For inspiration, I like to go to places I haven’t been before. There are so many restaurants here both old and new that for someone like me who is constantly at my restaurant, it would be impossible to visit them all, so there are a lot of choices. I live up in Westchester and one of my favorite restaurants is Blue Hill at Stone Barns. The food there is very much my style and reminds me of being in California.
Do you ever watch celebreality shows like Top Chef? If so, do you think it’s helped or hurt the industry?

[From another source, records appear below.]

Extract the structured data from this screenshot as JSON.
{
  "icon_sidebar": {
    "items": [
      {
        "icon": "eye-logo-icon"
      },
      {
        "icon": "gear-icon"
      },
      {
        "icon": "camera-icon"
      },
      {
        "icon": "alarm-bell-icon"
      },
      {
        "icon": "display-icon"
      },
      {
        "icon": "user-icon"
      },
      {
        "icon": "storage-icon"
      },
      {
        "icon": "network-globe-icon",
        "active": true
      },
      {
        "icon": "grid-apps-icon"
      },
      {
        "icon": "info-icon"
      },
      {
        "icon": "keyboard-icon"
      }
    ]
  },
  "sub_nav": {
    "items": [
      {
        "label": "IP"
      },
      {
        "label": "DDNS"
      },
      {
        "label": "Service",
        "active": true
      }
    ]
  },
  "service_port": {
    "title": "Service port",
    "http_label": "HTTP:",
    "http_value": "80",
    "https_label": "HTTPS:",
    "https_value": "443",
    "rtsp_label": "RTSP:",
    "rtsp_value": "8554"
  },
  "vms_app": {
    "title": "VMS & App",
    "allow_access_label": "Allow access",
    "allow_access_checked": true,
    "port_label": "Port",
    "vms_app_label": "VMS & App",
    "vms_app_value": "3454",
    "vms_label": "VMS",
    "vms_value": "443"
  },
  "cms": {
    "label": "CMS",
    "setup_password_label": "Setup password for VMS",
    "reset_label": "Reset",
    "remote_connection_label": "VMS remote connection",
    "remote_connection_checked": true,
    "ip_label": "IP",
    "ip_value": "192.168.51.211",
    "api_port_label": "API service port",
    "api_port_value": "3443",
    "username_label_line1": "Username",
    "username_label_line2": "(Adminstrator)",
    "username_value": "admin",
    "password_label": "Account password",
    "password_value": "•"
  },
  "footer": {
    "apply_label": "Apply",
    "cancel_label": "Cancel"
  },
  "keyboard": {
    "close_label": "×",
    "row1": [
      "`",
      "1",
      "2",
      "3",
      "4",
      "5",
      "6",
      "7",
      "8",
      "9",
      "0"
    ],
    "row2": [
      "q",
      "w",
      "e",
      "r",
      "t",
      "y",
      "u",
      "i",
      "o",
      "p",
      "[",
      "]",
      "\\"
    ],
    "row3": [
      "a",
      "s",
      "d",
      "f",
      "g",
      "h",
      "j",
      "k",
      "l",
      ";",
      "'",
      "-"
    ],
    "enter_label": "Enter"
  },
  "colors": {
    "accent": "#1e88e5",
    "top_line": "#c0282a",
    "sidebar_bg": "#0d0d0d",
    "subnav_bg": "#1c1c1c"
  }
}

I have to say that I have watched some episodes and although there might be some positive that comes out of it, there is also a good amount of negative. Many young cooks coming out of culinary schools these days who see this and other shows like it get many misconceptions. We in the industry see these cooks and are the ones who have to give them the wake up call. These shows glamorize what it is to be in the profession. It is all about being the celebrity chef. The reality is that the hours suck, the higher up the ladder you go the more hours you end up working, you never see your family, holidays go out the window, the divorce and alcoholic rate for chefs is sky high and basically until you get to the top, the pay sucks too. For years you will most likely get yelled at for everything and you won’t get any credit until you are the chef. Many of these kids today think that they are going to be a chef 2 years out of school when the reality is that, to be a real professional chef, you probably need to be working as a cook or sous chef for at least 7 to 10 years, otherwise you will not have gained the experience necessary to be fluent in your craft. I guess the reason some of us become bitter at this is because we need to sift through the resumes constantly in search of talent, discipline, determination, and a true love for the craft. Sometimes it seems to have gotten worse as we see more and more disillusioned cooks that really don’t want to work hard and who are not truly passionate about being a cook. In the long run, that’s what we all are, Cooks. If we didn’t love it then I am sure we could find something a lot better to do to make money.
With a bad economy, have you noticed a change in what people are eating, and if so, how have you adjusted your menu to it?
I am not sure that the economy is really changing what people eat, but rather where they eat. Everyone in the industry is offering some sort of deal these days whether it be a prix fixe menu, pre theater menus, discounts for certain days, or discounted menus during certain weeks or months. At Rouge Tomate we definitely see one trend however, of people who are looking to eat foods that are more healthy, local and sustainable and of course that is what we are about. I think this trend will continue to grow, especially as people become more informed about what they are truly eating.
Are there any types of cuisine or cooking techniques that are currently influencing you?
We have recently received our permit to use Sous Vide Cooking and for us this is very important. The use of this cooking technique allows us to create things that are not possible without it. It also allows us to retain the nutrients during cooking as well as flavor. Because we are so concerned with serving food with a high nutritional content, this cooking technique is invaluable as it allows us to prepare foods quickly and accurately without losing the properties of the wonderful products we are sourcing.
What can people expect to see on future menu’s at Rouge Tomate?
Expect to see whatever is in season on future menus. We change our menus daily and work with our farms and purveyors very closely to offer our guest the best of what is in the market.